Start of DATA FOR ANALYSIS
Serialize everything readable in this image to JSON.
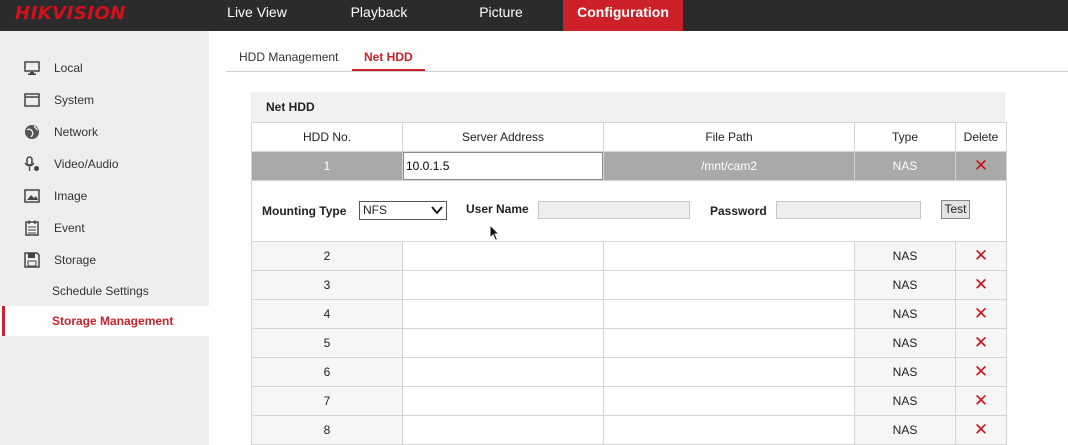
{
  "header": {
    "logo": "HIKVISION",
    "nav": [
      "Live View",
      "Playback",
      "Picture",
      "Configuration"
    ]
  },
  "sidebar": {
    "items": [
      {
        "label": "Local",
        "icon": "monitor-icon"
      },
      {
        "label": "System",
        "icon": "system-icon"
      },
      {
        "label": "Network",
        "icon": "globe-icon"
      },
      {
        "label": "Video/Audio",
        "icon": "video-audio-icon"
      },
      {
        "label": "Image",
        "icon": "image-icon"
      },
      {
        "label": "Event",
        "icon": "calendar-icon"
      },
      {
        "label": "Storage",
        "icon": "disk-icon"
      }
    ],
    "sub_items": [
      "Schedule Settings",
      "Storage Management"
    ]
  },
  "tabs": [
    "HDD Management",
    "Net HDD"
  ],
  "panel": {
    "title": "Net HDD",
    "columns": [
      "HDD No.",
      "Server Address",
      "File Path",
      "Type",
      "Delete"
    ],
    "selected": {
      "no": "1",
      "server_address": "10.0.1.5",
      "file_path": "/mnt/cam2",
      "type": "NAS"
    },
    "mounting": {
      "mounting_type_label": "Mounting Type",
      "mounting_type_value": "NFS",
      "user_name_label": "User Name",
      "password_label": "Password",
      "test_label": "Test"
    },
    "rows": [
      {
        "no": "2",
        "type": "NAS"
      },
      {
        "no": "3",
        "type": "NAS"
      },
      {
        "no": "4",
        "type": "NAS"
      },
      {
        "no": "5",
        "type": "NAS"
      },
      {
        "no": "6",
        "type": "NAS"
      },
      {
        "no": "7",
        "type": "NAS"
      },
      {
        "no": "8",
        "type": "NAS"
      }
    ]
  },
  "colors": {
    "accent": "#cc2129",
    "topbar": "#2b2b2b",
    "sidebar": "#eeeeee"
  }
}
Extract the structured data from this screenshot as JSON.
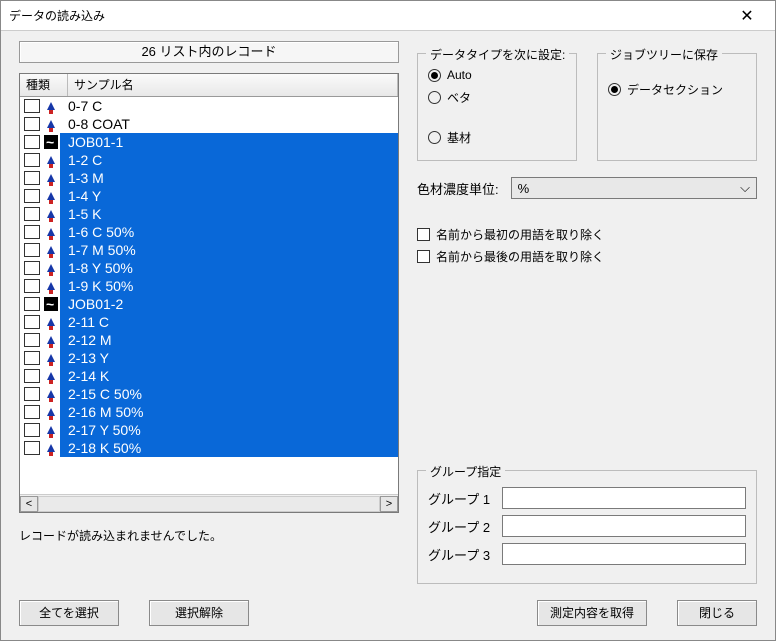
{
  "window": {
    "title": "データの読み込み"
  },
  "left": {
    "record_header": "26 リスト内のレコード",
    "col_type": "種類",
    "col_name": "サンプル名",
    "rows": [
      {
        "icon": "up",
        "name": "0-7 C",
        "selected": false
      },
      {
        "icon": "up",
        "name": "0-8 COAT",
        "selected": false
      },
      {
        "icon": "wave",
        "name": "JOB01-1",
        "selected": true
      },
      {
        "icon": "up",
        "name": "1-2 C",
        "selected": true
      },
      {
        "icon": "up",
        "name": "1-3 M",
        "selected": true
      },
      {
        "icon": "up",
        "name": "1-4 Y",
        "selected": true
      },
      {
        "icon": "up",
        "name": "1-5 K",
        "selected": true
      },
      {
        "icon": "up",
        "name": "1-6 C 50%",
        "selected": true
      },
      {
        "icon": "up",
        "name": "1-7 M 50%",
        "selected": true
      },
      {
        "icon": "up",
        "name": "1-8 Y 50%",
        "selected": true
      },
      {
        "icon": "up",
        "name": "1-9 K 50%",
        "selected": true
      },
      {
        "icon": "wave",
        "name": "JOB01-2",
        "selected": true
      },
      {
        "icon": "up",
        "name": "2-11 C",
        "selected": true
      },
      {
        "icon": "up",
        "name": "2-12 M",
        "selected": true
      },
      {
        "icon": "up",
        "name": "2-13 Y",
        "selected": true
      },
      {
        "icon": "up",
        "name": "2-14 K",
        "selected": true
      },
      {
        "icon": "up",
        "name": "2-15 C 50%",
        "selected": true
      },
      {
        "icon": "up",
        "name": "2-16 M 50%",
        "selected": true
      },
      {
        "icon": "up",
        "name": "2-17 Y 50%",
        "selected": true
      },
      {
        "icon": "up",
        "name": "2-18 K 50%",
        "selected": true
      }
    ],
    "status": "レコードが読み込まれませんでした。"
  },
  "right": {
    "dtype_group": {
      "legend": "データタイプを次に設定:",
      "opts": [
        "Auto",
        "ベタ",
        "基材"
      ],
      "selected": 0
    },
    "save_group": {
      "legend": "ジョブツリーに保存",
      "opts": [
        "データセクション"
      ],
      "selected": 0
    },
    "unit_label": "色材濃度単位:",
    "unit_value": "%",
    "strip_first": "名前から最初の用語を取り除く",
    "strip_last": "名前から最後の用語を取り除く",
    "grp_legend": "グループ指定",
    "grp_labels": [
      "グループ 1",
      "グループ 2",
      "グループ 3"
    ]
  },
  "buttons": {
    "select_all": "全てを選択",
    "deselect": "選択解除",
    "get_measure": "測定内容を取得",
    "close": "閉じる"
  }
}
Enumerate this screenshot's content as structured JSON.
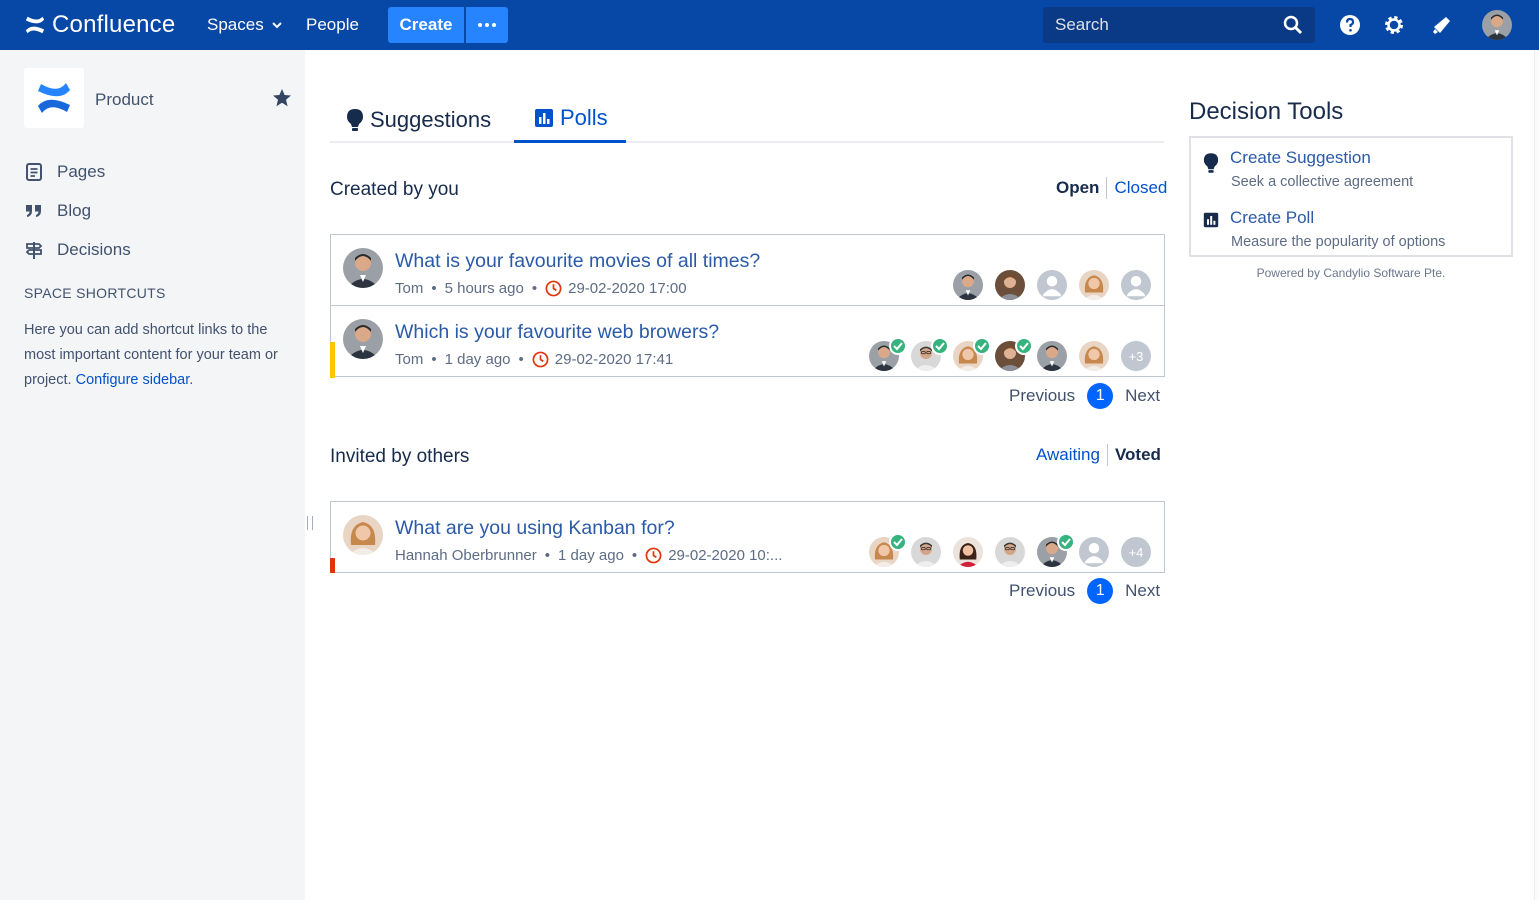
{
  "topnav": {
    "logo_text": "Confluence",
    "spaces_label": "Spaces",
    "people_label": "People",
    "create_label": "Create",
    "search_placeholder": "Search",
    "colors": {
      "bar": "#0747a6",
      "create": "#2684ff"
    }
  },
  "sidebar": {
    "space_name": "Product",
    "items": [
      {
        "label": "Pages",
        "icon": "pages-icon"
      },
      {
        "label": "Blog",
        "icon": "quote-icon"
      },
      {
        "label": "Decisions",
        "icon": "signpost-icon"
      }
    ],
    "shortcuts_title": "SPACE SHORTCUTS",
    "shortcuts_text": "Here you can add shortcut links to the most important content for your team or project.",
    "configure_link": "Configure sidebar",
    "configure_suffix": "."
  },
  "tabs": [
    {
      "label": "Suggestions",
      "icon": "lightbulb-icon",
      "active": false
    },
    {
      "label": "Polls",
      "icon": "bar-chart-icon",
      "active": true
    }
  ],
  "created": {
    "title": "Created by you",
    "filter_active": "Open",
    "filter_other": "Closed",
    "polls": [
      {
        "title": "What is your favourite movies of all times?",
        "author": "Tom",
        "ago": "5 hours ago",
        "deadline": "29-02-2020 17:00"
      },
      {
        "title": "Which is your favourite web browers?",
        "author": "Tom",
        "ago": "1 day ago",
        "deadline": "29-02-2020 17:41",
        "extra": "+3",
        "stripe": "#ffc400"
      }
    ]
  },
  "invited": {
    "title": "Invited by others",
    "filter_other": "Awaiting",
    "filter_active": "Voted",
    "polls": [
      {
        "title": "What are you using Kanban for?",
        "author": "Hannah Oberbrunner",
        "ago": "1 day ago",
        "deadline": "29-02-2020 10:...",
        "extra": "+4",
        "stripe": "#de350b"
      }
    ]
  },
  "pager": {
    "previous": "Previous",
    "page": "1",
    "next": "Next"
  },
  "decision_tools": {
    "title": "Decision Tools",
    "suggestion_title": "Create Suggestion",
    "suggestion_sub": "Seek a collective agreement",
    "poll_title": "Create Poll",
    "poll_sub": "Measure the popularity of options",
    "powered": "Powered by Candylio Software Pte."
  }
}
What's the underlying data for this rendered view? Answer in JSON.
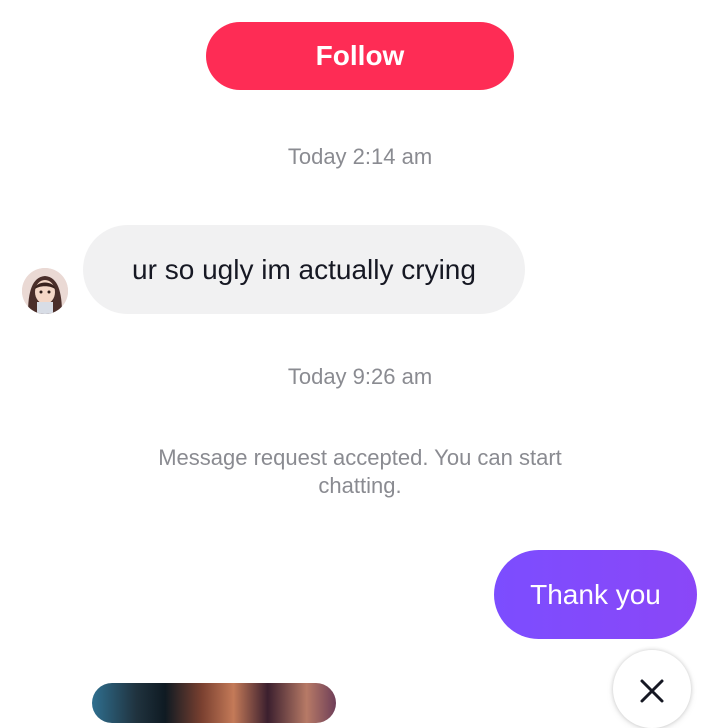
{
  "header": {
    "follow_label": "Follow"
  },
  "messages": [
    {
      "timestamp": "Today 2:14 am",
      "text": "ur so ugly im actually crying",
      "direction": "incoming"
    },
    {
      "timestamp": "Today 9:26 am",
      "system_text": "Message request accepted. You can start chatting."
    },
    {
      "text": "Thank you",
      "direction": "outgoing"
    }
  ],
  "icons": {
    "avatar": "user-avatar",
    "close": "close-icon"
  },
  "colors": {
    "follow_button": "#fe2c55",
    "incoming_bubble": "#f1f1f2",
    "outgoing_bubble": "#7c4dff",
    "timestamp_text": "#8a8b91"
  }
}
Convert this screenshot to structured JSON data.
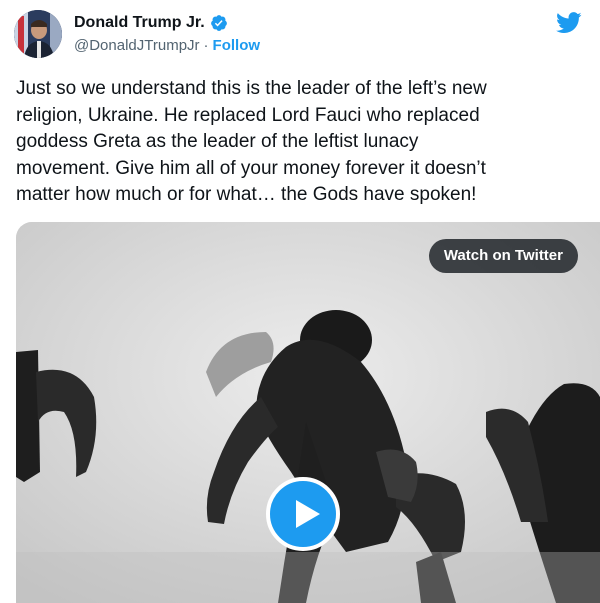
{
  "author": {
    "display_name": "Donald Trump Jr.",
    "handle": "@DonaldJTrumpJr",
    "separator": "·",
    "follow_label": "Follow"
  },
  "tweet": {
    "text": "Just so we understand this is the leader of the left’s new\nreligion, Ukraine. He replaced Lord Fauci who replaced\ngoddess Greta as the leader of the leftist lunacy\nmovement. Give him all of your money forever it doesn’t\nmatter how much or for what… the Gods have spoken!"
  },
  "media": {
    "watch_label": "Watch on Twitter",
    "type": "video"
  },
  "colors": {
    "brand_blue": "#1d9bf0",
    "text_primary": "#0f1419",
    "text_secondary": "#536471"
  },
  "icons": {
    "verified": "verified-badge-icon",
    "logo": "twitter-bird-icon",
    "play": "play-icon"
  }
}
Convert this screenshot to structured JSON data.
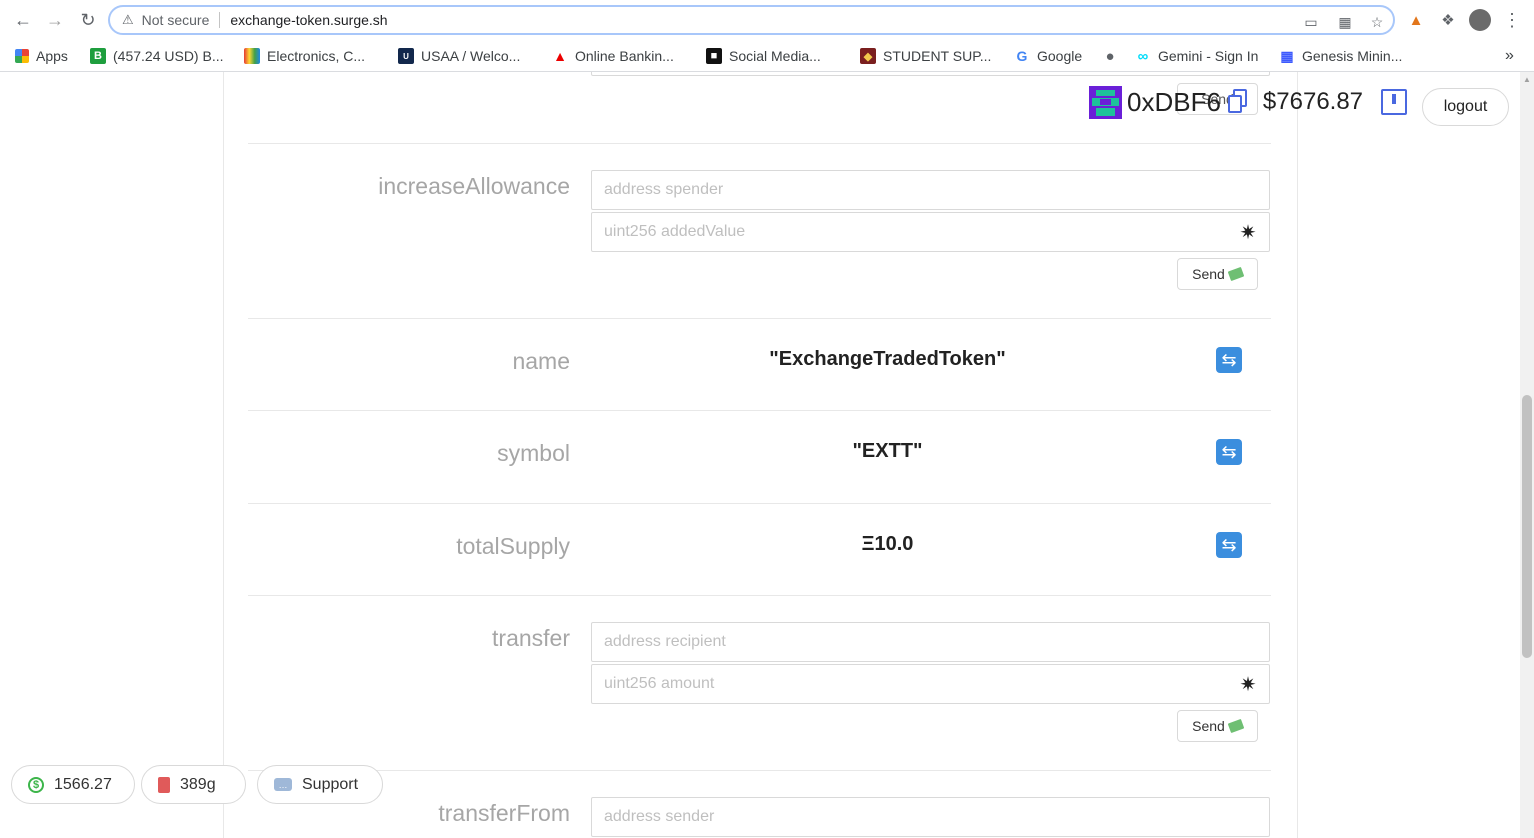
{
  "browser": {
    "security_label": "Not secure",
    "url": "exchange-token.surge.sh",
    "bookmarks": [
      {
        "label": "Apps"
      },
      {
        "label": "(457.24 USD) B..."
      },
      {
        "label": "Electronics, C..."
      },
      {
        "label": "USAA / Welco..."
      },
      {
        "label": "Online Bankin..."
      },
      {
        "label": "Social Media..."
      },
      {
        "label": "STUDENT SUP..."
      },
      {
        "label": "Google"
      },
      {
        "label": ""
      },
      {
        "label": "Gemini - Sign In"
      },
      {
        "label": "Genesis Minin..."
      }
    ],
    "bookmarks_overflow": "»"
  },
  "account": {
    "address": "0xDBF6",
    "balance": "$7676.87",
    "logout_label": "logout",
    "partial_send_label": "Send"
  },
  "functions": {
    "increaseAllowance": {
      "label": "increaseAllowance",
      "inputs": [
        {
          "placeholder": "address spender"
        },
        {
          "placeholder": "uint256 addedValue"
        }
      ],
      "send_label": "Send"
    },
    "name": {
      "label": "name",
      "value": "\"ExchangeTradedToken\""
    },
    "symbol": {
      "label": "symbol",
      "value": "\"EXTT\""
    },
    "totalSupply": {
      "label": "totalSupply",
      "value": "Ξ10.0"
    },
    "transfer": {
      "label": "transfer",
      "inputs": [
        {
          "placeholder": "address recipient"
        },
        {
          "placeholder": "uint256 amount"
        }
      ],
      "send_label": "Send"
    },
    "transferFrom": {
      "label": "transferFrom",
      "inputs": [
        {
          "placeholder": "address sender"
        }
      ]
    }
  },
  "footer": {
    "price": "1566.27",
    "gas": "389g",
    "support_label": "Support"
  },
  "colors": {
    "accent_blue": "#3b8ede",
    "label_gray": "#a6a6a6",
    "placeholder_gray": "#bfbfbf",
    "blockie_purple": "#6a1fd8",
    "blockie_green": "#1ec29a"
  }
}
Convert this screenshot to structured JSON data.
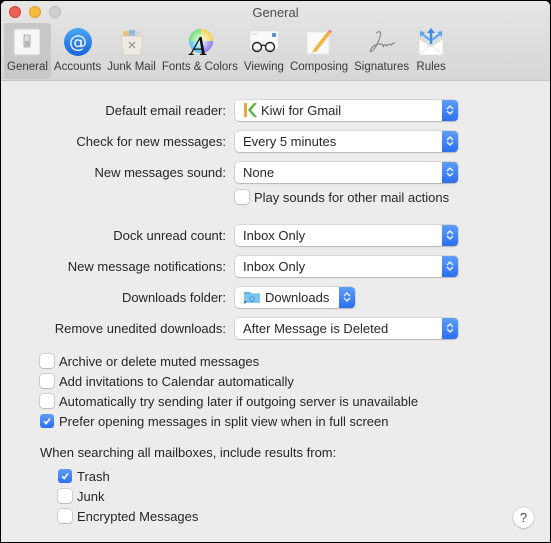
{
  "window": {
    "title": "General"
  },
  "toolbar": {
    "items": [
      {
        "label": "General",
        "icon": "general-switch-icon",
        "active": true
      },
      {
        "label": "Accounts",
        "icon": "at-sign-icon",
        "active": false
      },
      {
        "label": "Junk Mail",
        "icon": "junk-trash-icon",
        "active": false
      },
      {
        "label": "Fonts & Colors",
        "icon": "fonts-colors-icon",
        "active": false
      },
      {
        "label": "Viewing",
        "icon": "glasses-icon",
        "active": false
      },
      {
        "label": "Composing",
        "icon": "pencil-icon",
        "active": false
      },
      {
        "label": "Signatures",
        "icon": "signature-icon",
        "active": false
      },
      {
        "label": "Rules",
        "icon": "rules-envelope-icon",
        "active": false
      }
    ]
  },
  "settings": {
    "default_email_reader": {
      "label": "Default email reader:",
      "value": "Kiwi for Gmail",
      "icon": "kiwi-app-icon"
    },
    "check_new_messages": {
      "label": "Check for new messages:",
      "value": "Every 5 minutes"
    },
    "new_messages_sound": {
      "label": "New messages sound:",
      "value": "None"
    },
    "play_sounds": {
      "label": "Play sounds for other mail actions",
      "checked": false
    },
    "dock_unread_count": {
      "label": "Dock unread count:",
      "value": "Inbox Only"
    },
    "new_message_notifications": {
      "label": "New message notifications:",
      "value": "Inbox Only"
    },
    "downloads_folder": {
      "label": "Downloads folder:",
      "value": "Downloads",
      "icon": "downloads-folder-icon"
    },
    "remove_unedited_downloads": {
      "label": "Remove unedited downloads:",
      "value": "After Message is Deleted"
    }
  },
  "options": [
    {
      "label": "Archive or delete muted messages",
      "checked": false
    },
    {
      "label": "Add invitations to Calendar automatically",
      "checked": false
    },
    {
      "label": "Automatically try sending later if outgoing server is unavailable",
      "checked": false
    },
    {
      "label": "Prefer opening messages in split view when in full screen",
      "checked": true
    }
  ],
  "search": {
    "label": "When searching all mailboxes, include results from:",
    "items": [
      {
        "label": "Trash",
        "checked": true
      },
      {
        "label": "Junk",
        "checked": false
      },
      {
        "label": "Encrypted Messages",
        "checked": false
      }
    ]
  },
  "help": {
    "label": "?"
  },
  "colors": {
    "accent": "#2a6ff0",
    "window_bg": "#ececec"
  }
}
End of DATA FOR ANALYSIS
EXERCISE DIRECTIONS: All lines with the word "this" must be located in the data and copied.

YOUR RESPONSE:
Serialize everything readable in this image to JSON.
Extract the structured data from this screenshot as JSON.
Enumerate this screenshot's content as structured JSON.
What's the underlying data for this rendered view? Answer in JSON.
Convert this screenshot to structured JSON data.
    "text": "Just so we understand this is the leader of the left’s new\nreligion, Ukraine. He replaced Lord Fauci who replaced\ngoddess Greta as the leader of the leftist lunacy\nmovement. Give him all of your money forever it doesn’t\nmatter how much or for what… the Gods have spoken!"
Convert this screenshot to structured JSON data.
Convert this screenshot to structured JSON data.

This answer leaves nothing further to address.